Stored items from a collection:
=== Begin Enclosure ===

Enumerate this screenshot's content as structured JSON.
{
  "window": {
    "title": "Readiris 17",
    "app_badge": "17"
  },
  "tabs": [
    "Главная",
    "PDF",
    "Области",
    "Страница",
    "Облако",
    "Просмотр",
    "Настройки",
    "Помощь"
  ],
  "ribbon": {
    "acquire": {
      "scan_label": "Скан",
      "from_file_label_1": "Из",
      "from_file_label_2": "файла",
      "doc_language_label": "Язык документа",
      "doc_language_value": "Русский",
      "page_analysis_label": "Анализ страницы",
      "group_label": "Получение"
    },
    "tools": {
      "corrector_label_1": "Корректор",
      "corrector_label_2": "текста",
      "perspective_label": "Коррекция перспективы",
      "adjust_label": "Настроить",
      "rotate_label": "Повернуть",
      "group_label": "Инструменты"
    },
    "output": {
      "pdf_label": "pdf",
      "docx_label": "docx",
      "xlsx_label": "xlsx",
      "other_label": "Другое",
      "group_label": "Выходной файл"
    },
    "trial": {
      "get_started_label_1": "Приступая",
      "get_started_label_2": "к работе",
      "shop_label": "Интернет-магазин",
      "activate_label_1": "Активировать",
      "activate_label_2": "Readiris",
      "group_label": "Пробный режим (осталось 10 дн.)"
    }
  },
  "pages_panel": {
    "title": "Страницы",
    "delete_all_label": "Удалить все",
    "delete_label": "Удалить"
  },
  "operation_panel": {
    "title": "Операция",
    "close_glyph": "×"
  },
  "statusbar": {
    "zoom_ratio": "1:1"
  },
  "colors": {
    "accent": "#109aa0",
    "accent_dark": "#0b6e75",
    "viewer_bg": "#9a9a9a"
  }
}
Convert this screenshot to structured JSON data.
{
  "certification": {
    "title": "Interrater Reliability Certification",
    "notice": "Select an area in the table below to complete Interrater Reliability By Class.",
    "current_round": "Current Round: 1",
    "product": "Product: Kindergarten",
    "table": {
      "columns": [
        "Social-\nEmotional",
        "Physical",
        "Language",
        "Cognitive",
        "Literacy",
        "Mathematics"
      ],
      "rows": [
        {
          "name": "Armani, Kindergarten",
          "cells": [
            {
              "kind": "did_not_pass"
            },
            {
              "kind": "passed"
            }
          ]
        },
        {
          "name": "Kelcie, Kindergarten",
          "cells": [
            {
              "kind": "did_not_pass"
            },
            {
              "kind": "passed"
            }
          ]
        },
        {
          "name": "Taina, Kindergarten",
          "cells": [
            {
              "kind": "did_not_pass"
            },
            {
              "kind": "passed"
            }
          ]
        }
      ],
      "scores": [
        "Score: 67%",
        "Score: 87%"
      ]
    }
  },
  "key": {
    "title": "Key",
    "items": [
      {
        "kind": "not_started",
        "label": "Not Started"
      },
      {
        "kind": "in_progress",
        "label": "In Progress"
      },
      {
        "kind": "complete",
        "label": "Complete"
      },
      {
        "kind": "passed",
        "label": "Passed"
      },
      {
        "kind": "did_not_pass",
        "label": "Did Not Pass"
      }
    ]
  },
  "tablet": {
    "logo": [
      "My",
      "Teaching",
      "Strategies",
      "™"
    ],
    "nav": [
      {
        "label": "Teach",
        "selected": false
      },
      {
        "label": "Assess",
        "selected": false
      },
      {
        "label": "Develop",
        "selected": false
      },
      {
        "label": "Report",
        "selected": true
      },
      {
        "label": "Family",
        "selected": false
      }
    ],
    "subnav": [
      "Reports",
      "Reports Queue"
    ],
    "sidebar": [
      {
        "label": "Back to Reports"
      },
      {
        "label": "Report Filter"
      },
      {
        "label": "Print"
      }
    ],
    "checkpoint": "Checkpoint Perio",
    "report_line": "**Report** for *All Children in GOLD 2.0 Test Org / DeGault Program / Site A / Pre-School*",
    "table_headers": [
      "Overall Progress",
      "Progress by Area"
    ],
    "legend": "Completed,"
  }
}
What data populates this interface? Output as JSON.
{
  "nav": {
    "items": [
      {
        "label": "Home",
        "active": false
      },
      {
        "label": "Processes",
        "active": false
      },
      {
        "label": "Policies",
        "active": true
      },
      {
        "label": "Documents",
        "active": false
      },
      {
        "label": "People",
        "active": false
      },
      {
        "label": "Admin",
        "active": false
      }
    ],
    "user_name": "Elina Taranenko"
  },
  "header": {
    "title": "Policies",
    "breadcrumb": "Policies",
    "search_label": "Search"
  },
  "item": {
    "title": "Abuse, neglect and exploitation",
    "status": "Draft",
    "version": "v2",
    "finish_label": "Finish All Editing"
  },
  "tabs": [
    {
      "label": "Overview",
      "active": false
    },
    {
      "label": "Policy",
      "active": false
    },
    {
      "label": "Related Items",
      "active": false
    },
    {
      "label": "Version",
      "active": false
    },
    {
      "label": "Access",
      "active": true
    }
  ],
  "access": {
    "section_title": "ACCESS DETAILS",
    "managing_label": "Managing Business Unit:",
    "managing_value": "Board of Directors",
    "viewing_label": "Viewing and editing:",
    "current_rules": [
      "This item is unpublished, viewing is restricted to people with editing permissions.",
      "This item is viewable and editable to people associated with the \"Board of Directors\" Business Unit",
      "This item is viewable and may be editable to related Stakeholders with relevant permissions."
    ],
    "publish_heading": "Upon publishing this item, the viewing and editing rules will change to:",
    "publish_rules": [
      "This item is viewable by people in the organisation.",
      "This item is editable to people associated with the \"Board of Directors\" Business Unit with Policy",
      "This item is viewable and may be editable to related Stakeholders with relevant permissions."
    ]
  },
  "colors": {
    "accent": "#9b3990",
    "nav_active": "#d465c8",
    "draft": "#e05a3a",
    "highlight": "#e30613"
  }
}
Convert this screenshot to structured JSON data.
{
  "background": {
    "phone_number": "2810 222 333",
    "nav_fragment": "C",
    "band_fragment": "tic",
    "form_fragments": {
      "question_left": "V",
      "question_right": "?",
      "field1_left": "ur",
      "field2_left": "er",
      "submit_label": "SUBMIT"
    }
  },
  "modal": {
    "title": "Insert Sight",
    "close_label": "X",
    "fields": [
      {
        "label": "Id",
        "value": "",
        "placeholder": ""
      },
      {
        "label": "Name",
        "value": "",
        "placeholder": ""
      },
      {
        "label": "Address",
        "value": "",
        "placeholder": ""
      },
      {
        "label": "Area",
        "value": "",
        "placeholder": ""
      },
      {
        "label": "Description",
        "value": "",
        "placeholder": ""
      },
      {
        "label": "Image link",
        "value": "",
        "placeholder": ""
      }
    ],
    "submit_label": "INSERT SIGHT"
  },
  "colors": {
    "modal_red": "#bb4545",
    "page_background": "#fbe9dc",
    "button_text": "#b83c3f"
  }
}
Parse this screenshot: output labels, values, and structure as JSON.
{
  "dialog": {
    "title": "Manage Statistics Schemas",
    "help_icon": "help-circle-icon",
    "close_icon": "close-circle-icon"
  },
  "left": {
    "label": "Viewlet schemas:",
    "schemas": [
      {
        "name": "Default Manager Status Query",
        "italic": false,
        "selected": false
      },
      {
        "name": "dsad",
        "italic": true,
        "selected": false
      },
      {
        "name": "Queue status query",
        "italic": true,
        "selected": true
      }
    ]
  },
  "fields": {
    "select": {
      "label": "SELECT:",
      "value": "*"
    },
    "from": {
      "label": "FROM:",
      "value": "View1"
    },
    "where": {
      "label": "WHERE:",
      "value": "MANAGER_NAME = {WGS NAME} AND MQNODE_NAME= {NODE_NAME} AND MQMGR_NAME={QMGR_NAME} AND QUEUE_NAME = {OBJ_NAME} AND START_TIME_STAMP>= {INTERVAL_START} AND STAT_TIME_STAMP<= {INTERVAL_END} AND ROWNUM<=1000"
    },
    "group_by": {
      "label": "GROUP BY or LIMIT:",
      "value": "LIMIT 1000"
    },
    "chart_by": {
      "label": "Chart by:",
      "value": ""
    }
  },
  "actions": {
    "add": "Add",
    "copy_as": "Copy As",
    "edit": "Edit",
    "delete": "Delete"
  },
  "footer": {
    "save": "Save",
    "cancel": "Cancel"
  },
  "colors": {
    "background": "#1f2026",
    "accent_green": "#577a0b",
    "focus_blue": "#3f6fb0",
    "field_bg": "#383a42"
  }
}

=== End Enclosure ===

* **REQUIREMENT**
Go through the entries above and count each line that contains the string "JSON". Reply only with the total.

* **THE COMPLETED TASK**
5